By David May in the USA
Monday, 08 December 2008
Beginning Friday, around 300 workers at the Republic Window & Door factory in Chicago have occupied the plant demanding severance and back-pay owed by the company. For the first time since the birth of the CIO union federation in the 1930s, U.S. workers are occupying their workplace. As the bosses push to place the burden of the failing economy on workers' shoulders, the class struggle is back on the agenda in the U.S.
The 300 mostly Latino members of the United Electrical Workers union began the occupation on the last scheduled day of operations before the bosses would close the factory. The company gave the workers less than 60 days notice of the closure, in violation of federal labor laws. The company reported that its monthly earnings had dropped by around 25% to $2.9 million. But the company continued filling orders through the last scheduled day of operation, which gave workers little room to believe that the factory needed to close its doors.
Republic management told workers that it was necessary to close the factory in order to get loans from its main creditor, Bank of America. UE workers picketed the Bank's Chicago headquarters on December 3rd. Despite pledges from the bank and Republic management for a meeting on Friday with the UE local 1110 to discuss severance and other issues, this meeting was sabotaged when Republic management failed to show up. Workers replied by occupying the factory.
Bank of America was one of the many large banks to get a part of the gigantic $700 billion bailout package approved by the Democratic and Republican parties in Congress in October. It was also supported by both Barack Obama and John McCain. Yet despite getting billions from the taxpayers, the vast majority of whom are working class , the bankers refuse to use public money for anything other than private gain. This is a painful reality of capitalism!
The other side to this reality is that it is not possible to get any meaningful concessions from the bosses, even something as basic as severance pay, except through the class struggle. We have to ask, if Bank of America is being "fueled" with public money, why is there not public ownership? If Republic is getting public assistance, this money should be used to keep the factory open and workers in their jobs. If there is no room for the bosses to continue making a profit, place the factory under public ownership and democratic workers control, send the bosses packing without compensation and remove the profit motive. In the meantime, the only way UE workers will receive the severance and back pay owed to them is through maintaining the occupation until management and Bank of America relent. To do this, UE workers need the full support of the wider labor movement.
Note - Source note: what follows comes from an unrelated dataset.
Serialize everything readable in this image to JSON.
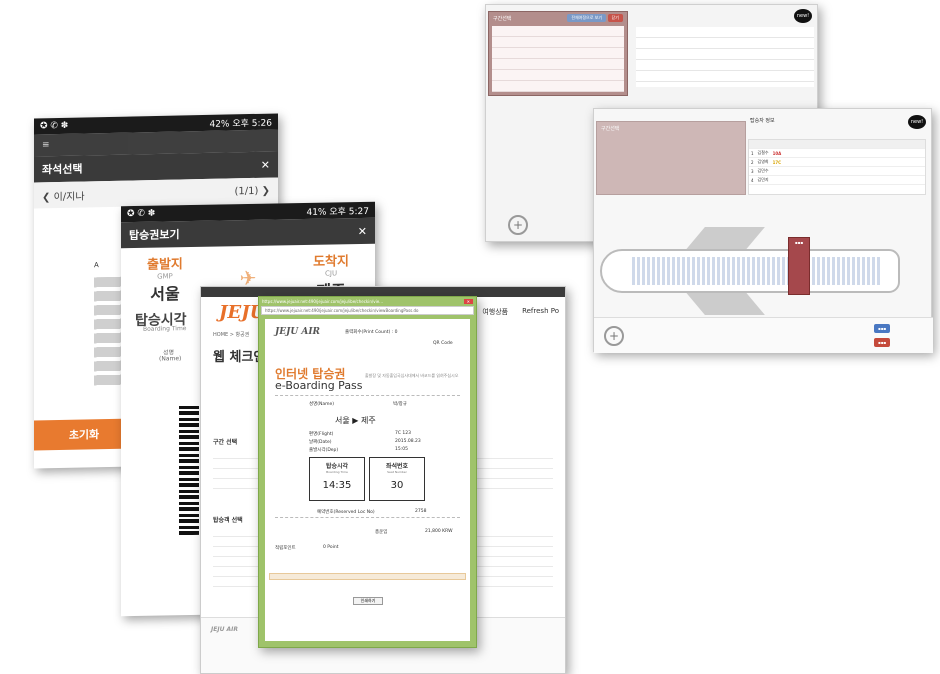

This sit-in occupation of the factory is an example for millions of other workers across the U.S. who are facing a growing wave of layoffs, closures, pay and benefit cuts. Solidarity rallies have already been organized in the Chicago area. The AFL-CIO and Change to Win union federations should now mobilize the labor movement on a national scale to support the Republic workers. An injury to one is an injury to all!
The Workers International League joins others in solidarity with UE local 1110. We ask our readers and supporters to email solidarity letters to UE Local 1110, and to call on our unions to pass solidarity resolutions and to organize solidarity actions.
Solidarity messages can be sent to UE Local 1110 at: firstname.lastname@example.org